The coordination of intracellular protein/organelle transport and microtubule dynamics plays an essential role in axon outgrowth and circuit formation during nervous system development and maintenance. Abnormalities in these processes are associated with a number of neurodevelopmental and neurodegenerative disorders, such as Charcot-Marie-Tooth disease, Alzheimer's disease, and Amyotrophic Lateral Sclerosis. Despite the pervasiveness of these disorders, there are no effective treatments. This deficiency can be partially attributed to the lack of an in vivo vertebrate system, which is needed to effectively analyze how alterations in axon transport or microtubule dynamics lead to failed axon extension or axonal degeneration. Our long-term goal is to define the genetic basis of the cellular and molecular mechanisms, which regulate axon transport and microtubule dynamics using the zebrafish as an in vivo model system. The overall objective of this proposal is to use forward genetic screening to find factors that regulate axon transport and microtubule dynamics during development of the vertebrate nervous system. Our preliminary studies confirm that this screen is feasible. We conducted a pilot screen that yielded 5 mutant strains exhibiting phenotypes consistent with defective axon transport and/or disrupted microtubule dynamics including: axon truncation, nerve degeneration and axonal swellings. We have also developed a number of assays to characterize microtubule-motor mediated transport and cytoskeletal dynamics in our mutant strains, including imaging approaches to visualize these processes in intact zebrafish embryos and larvae. Using these approaches, we have demonstrated that one of the mutants (llg1), which contains a mutation in an ortholog of Jnk-interacting protein 3 (Jip3) has specific defects in axon transport and simultaneously exhibits abnormal microtubule dynamics.
In Aim 1, we propose to continue our screening protocol to find additional mutants that exhibit dysfunctions in these processes.
In Aim 2, we propose to characterize the mechanisms by which these mutations alter axon development.
In Aim 3, we propose to map and identify molecular lesions that underlie mutant phenotypes indicative of defects in axon transport and/or microtubule dynamics. Our approach is innovative, because it combines the genetic advantages of the zebrafish system with new imaging approaches to define the roles of axon transport and microtubule dynamics during neural development. Public health relevance: Development of this vertebrate system, in which we can study the mechanisms of axon transport in an intact animal, will expedite the elucidation of causative factors of neurodevelopmental and neurodegenerative disorders whose etiologies lie in disruption of axon transport and/or microtubule dynamics.

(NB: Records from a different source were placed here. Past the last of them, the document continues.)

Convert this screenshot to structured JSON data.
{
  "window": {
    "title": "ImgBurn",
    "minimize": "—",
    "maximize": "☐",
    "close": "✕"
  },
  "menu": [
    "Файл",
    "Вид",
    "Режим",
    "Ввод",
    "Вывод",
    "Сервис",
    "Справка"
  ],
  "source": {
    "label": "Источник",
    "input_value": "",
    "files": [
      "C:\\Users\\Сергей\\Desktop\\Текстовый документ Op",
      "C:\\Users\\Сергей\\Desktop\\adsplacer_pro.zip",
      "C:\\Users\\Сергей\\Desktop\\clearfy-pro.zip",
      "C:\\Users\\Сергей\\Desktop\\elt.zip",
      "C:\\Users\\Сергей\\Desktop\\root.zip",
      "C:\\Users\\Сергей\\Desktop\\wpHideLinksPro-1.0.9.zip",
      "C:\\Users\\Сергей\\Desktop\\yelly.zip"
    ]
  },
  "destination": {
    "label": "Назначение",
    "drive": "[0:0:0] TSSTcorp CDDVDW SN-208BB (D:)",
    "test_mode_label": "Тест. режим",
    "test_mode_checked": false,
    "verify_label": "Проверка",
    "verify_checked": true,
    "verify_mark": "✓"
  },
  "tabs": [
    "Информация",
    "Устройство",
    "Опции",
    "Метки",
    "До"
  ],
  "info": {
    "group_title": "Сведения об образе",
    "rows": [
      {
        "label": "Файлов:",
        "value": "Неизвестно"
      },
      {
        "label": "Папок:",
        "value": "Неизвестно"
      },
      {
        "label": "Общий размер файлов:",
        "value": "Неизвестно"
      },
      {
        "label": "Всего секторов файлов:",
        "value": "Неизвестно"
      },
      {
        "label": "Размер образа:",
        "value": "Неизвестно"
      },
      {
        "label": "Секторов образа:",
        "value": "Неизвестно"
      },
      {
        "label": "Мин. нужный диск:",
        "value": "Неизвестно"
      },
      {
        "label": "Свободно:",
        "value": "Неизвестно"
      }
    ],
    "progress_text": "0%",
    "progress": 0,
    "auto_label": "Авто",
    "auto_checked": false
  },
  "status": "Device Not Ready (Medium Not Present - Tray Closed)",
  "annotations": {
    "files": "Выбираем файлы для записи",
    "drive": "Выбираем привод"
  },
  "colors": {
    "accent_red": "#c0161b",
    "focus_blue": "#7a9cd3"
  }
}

Public Health Relevance

Development of this vertebrate system, in which we can study the mechanisms of axon transport in an intact animal, will expedite the elucidation of causative factors of neurodevelopmental and neurodegenerative disorders whose etiologies lie in disruption of axon transport and/or microtubule dynamics.

Agency
National Institute of Health (NIH)
Institute
Eunice Kennedy Shriver National Institute of Child Health & Human Development (NICHD)
Type
Research Project (R01)
Project #
5R01HD072844-02
Application #
8516084
Study Section
Special Emphasis Panel (ZRG1-CB-Z (55))
Program Officer
Mukhopadhyay, Mahua
Project Start
2012-07-25
Project End
2017-06-30
Budget Start
2013-07-01
Budget End
2014-06-30
Support Year
2
Fiscal Year
2013
Total Cost
$303,254
Indirect Cost
$106,336
Name
Oregon Health and Science University
Department
Anatomy/Cell Biology
Type
Schools of Medicine
DUNS #
096997515
City
Portland
State
OR
Country
United States
Zip Code
97239
McGraw, Hillary F; Culbertson, Maya D; Nechiporuk, Alex V (2014) Kremen1 restricts Dkk activity during posterior lateral line development in zebrafish. Development 141:3212-21
Drerup, Catherine M; Nechiporuk, Alex V (2013) JNK-interacting protein 3 mediates the retrograde transport of activated c-Jun N-terminal kinase and lysosomes. PLoS Genet 9:e1003303